BILBAO.- From 2001, The Guest Work programme has exhibited outstanding works from a number of museums and collections as a way of enriching our vision of artists with works in the permanent Museum collection, or of showing artists not represented there. In 2004 the Fundación Santander became involved with the initiative, sponsoring each new edition, facilitating the organization of several editions a year and, occasionally, even loaning works from its own collection.
In this, the 26th edition, the guest work is a panel by one of the best Spanish painters of the 16th century: Luis de Morales, known as el Divino because of the depth of emotion that, with a meticulous, painstaking technique, he brought to religious iconography. His favourite themes are the Virgin with the Child and the Pietà, and both can be seen now at the Museum thanks to our latest guest work. Moreover, this Virgin with the Child, from the Arango Collection, Madrid, provides the perfect accompaniment for one of the finest works in the Bilbao Fine Arts Museum collection, Pietà, a panel of almost exactly the same dimensions from ca. 1560.
Luis de Morales (Badajoz, c. 1509-86)
Virgin of the Hat or Virgin with the Child, c. 1570
Oil on panel, 70,5 x 50 cm
Arango Collection, Madrid
In terms of sheer quality, this is one of the finest of all the works Luis de Morales produced on this theme, or variations of it. He offers here an image in which the Child clings fondly to His mother while she turns her melancholy gaze on Him, half-guessing the sad future that awaits her son.
Angulo describes the Virgin as radiant and serene as moonlight when portrayed in this kind of painting by Morales: This poetic description matches the present work perfectly. The figures are indeed shown as if lit by the light of the moon, giving them that slightly waxy look so often seen in Morales paintings.
A striking feature of this highly colourful painting is the delicacy and attention to detail with which it is painted. The modelling of the figures, enveloped in a soft sfumato, is clearly influenced by Leonardo.
Both are lit by a powerful light pouring in from the left hand side, which highlights flesh brightly against the dark background, a contrivance Morales employed in many of his works. A good example of all this is the Bilbao Pietà, dated from ten years earlier.
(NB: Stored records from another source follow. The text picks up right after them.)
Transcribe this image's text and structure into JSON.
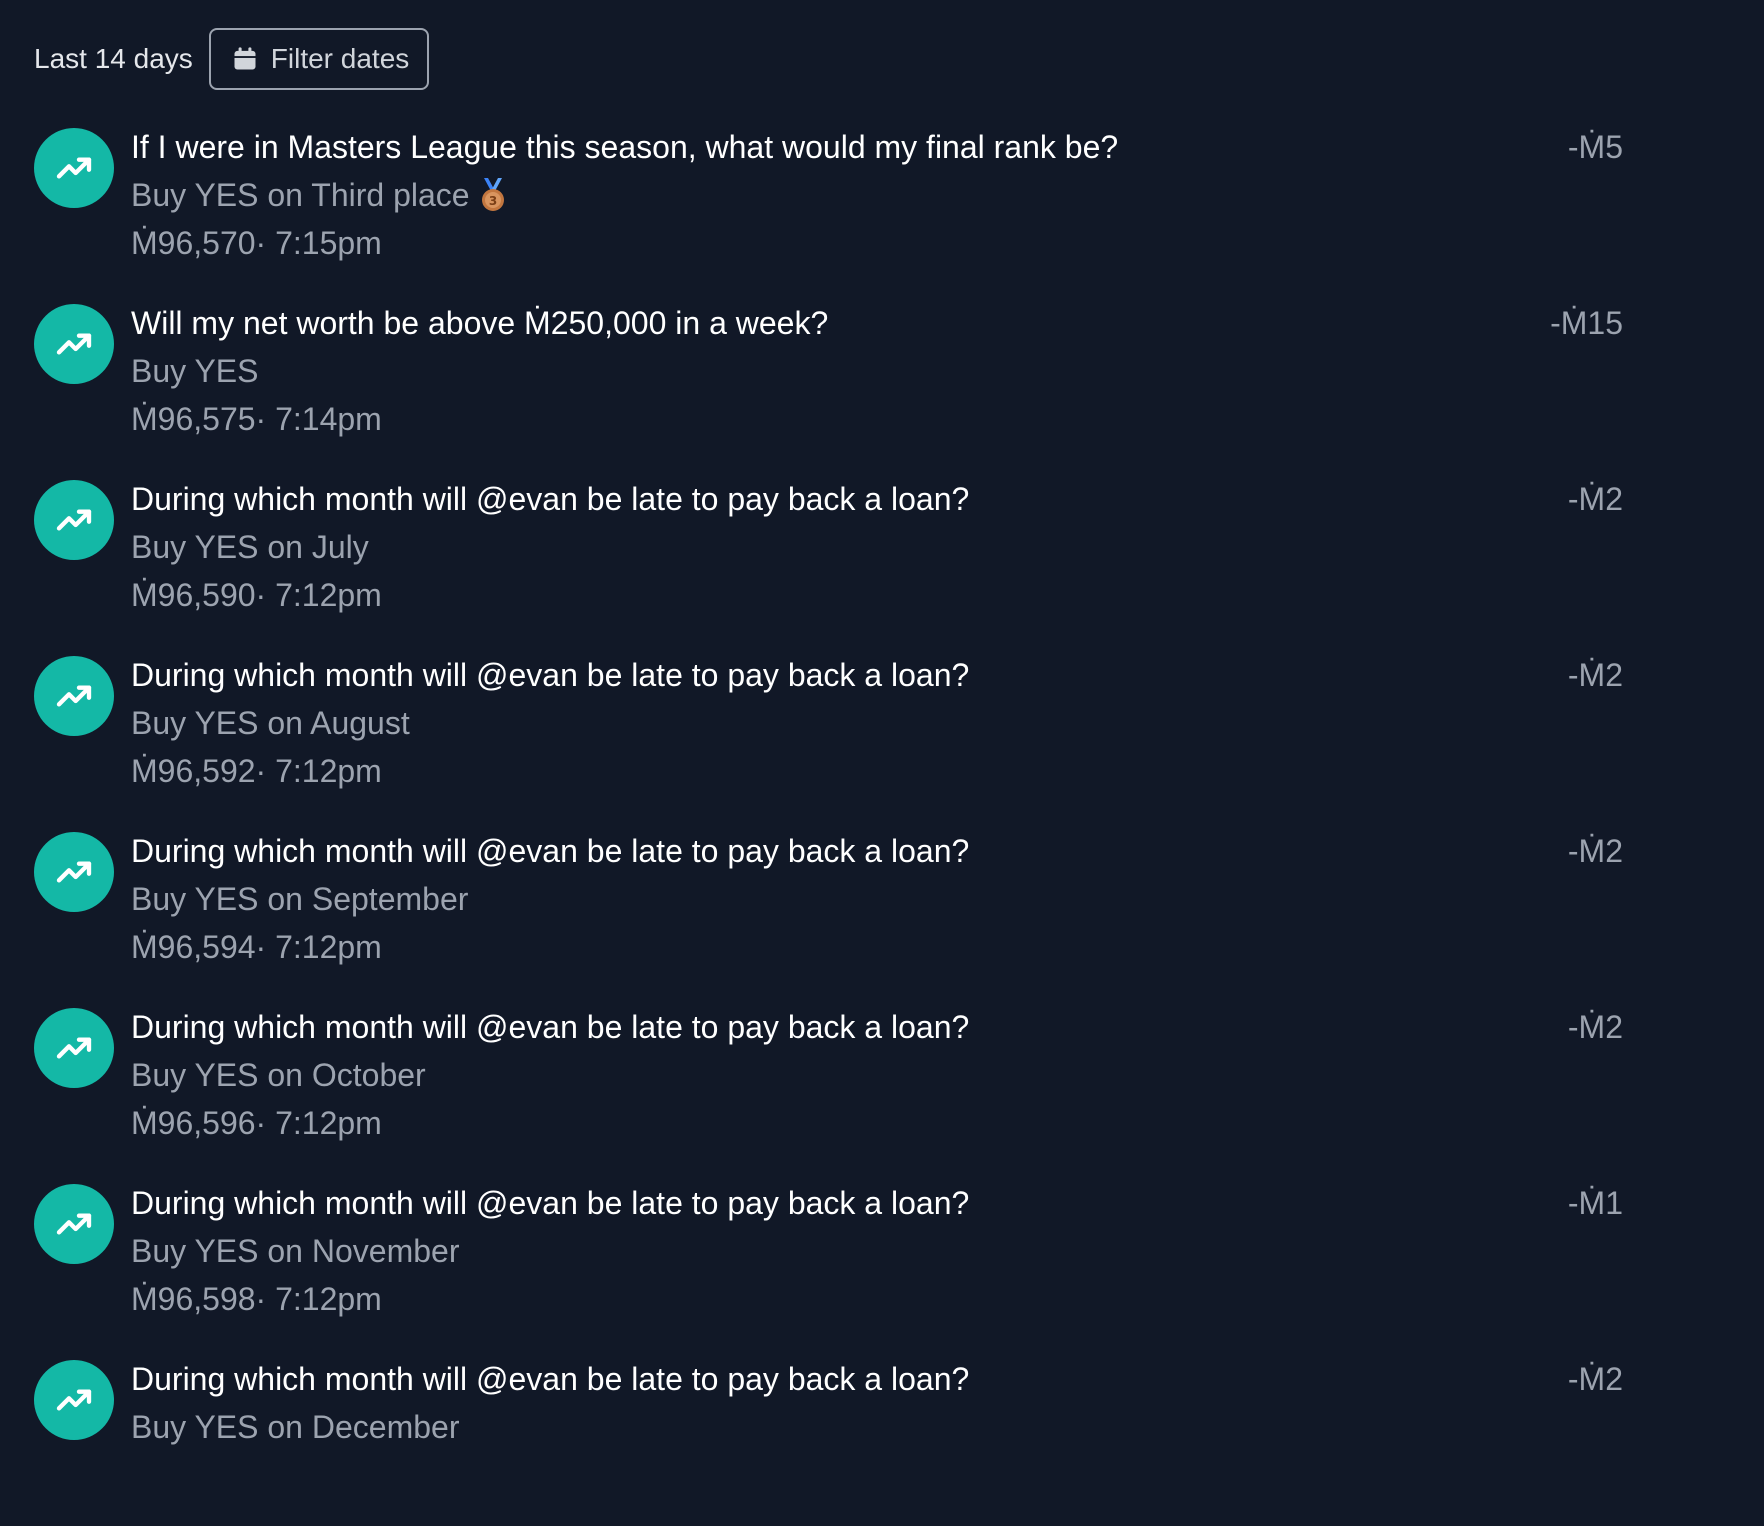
{
  "header": {
    "range_label": "Last 14 days",
    "filter_button_label": "Filter dates",
    "filter_icon": "calendar-icon"
  },
  "colors": {
    "background": "#111827",
    "accent": "#14b8a6",
    "text_primary": "#ffffff",
    "text_secondary": "#9ca3af"
  },
  "transactions": [
    {
      "icon": "trending-up-icon",
      "title": "If I were in Masters League this season, what would my final rank be?",
      "action": "Buy YES on Third place",
      "action_icon": "third-place-medal-icon",
      "meta": "Ṁ96,570· 7:15pm",
      "amount": "-Ṁ5"
    },
    {
      "icon": "trending-up-icon",
      "title": "Will my net worth be above Ṁ250,000 in a week?",
      "action": "Buy YES",
      "meta": "Ṁ96,575· 7:14pm",
      "amount": "-Ṁ15"
    },
    {
      "icon": "trending-up-icon",
      "title": "During which month will @evan be late to pay back a loan?",
      "action": "Buy YES on July",
      "meta": "Ṁ96,590· 7:12pm",
      "amount": "-Ṁ2"
    },
    {
      "icon": "trending-up-icon",
      "title": "During which month will @evan be late to pay back a loan?",
      "action": "Buy YES on August",
      "meta": "Ṁ96,592· 7:12pm",
      "amount": "-Ṁ2"
    },
    {
      "icon": "trending-up-icon",
      "title": "During which month will @evan be late to pay back a loan?",
      "action": "Buy YES on September",
      "meta": "Ṁ96,594· 7:12pm",
      "amount": "-Ṁ2"
    },
    {
      "icon": "trending-up-icon",
      "title": "During which month will @evan be late to pay back a loan?",
      "action": "Buy YES on October",
      "meta": "Ṁ96,596· 7:12pm",
      "amount": "-Ṁ2"
    },
    {
      "icon": "trending-up-icon",
      "title": "During which month will @evan be late to pay back a loan?",
      "action": "Buy YES on November",
      "meta": "Ṁ96,598· 7:12pm",
      "amount": "-Ṁ1"
    },
    {
      "icon": "trending-up-icon",
      "title": "During which month will @evan be late to pay back a loan?",
      "action": "Buy YES on December",
      "meta": "",
      "amount": "-Ṁ2"
    }
  ]
}
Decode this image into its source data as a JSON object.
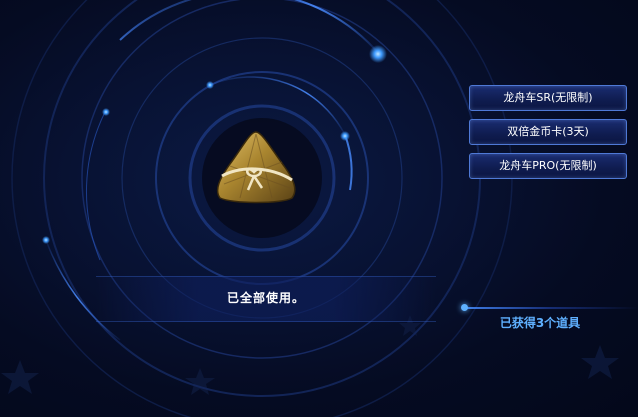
{
  "status": {
    "message": "已全部使用。"
  },
  "rewards": {
    "items": [
      {
        "label": "龙舟车SR(无限制)"
      },
      {
        "label": "双倍金币卡(3天)"
      },
      {
        "label": "龙舟车PRO(无限制)"
      }
    ],
    "obtained_text": "已获得3个道具"
  },
  "item_icon": "zongzi-icon",
  "colors": {
    "background": "#050b22",
    "ring_glow": "#3f8dff",
    "button_border": "#4f79d6",
    "obtained_text": "#5fb0ff"
  }
}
The Virgins unusual headwear, referred to in the title, has a round brim covered with gauze ribbons of subtle transparencies, a model appreciable in other Spanish and Portuguese paintings dating from the late 16th and early 17th centuries. The Virgins robes have occasionally been associated with gypsy apparel, which explains why the panel is also known as the Gypsy Virgin, although some authors link the hat to the courtly robes of the time.
Luis de Morales worked all his life in Extremadura, Andalusia and Portugal, and developed his attractive, personal style on his own, far from possible influences of the Court and the main artistic centres of the day. His production includes large retables and small prayer paintings imbued with a powerful spirituality, which won him the nickname el Divino. His favourite themes include the Pietà and, as in this work, the Virgin and the Child; in both, Morales art achieves an exalted religiosity.